He was not in his home with his family, his feet on that soft flooring his father so loved, with a bottle of “magic” poison in his hands.
He was not hurting his loved ones.
“Why am I on the floor?” he asked Elen. He noticed his bleeding shoulder was bandaged, realizing he’d fixed him earlier. Elen shook his head. “You were telling me stuff about how you tried to poison me and Haven before our births, but you blacked out all of a sudden. I thought you got shot by a stray bullet.”
Shota’s head felt cloudy. He sat up gingerly and looked over at Elen worriedly.
“What…What did I tell you?”
Elen seemed to shut down then. Finally, he spoke. “Everything I needed to know.”
Shota blinked, his stomach roiling with nerves.
“I’m sorry, Elen. About everything I did-”
“No you’re not.” Elen snapped. Then he stood, having Shota crane his neck to see him.
“If you were, you would have told us a long time ago. Instead you allowed Haven to think he was sickly and weak naturally, and you let me think I was too slow to live on my own. Well, look at me now, Shota-look at me now,”
Elen said loudly, and Shota did see. He saw Elen as a soldier, not that little boy of pale skin and weak bones following him around anymore, or trying to keep up with his younger slightly healthier brother, Haven. He was standing on his own now.
Shota smiled. “Yes, I see you now, Elen. And you’re better than I am. You deserve to be called a Mercantos.”
“But,” said Elen sadly. It confused Shota. “That’s not good enough anymore.” He looked at Shota now, and Shota saw something different in Elen this time, something broken.
“This war is killing me, it’s breaking me down and creating me into something I’m not. All this time I thought there was something wrong with me, but it’s not is it? I’m acting irrational because of what you put inside me all those years ago.”
Shota felt his friend, guilt, bubble in his stomach. “I can’t change what’s done-”
“No, but you can save yourself from it.”
Shota perked at that, his eyes widened at his little brother. For so long he’d been trying to find some sort of redemption for his actions, but nothing could overcome the devastating truth that he tried to harm his brothers. His family.
Tears formed in his eyes. “How?” he rasped.
Elen’s golden eyes nearly closed. His right hand splayed, and small blue lightning skittered out and over his fingers as if in a dance. While dancing, the Pandora grew and stretched to nearly cover his arm. Blue light and the sound of low electricity filled the room. Shota’s eyes went wide.
Was he going to…?!
“Elen, please, I can’t die by your hand. I want to die fighting in the war, to bring myself peace for leaving your life-”
“Kill me.” Elen interrupted him.

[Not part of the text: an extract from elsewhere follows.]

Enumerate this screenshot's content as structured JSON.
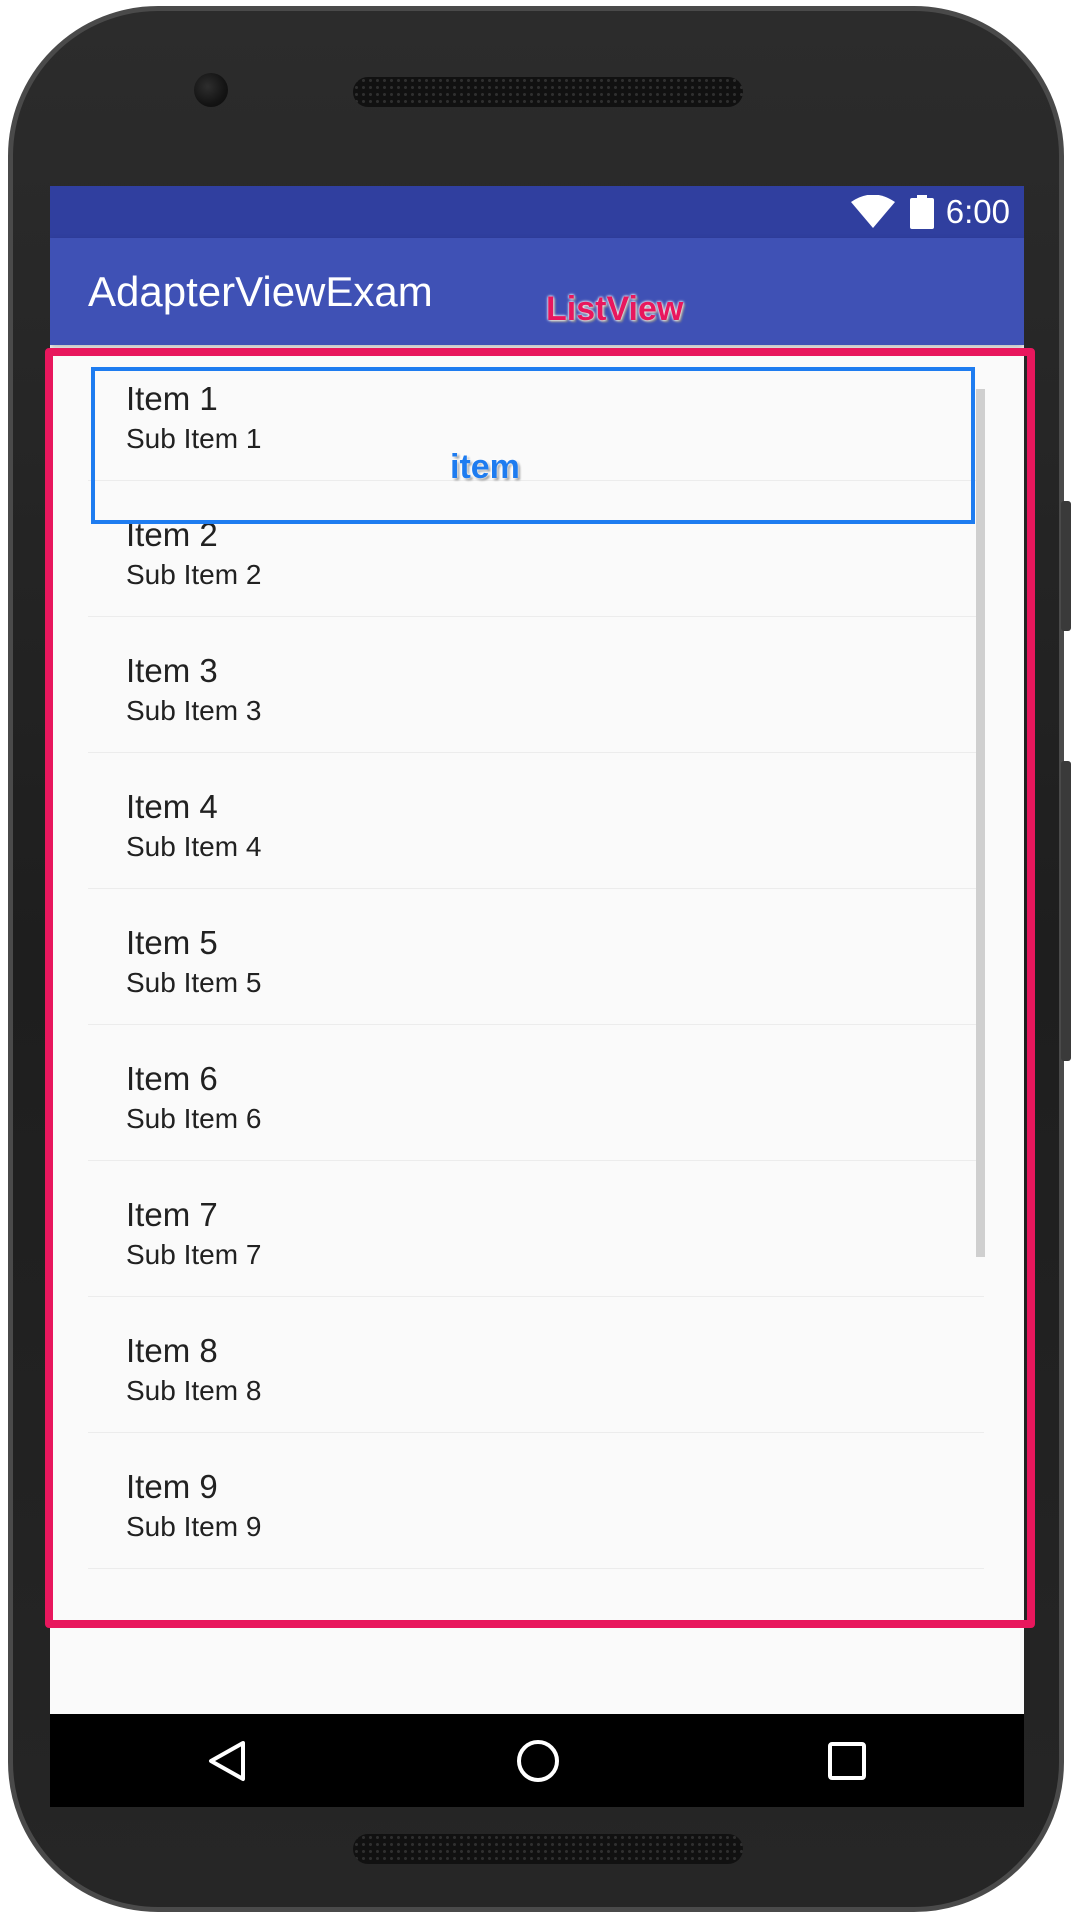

Shota stopped stuttering, blinking up at his brother. There was pain in his brother’s eyes. “What?”
Elen smiled one last time. “That is how you may redeem yourself.”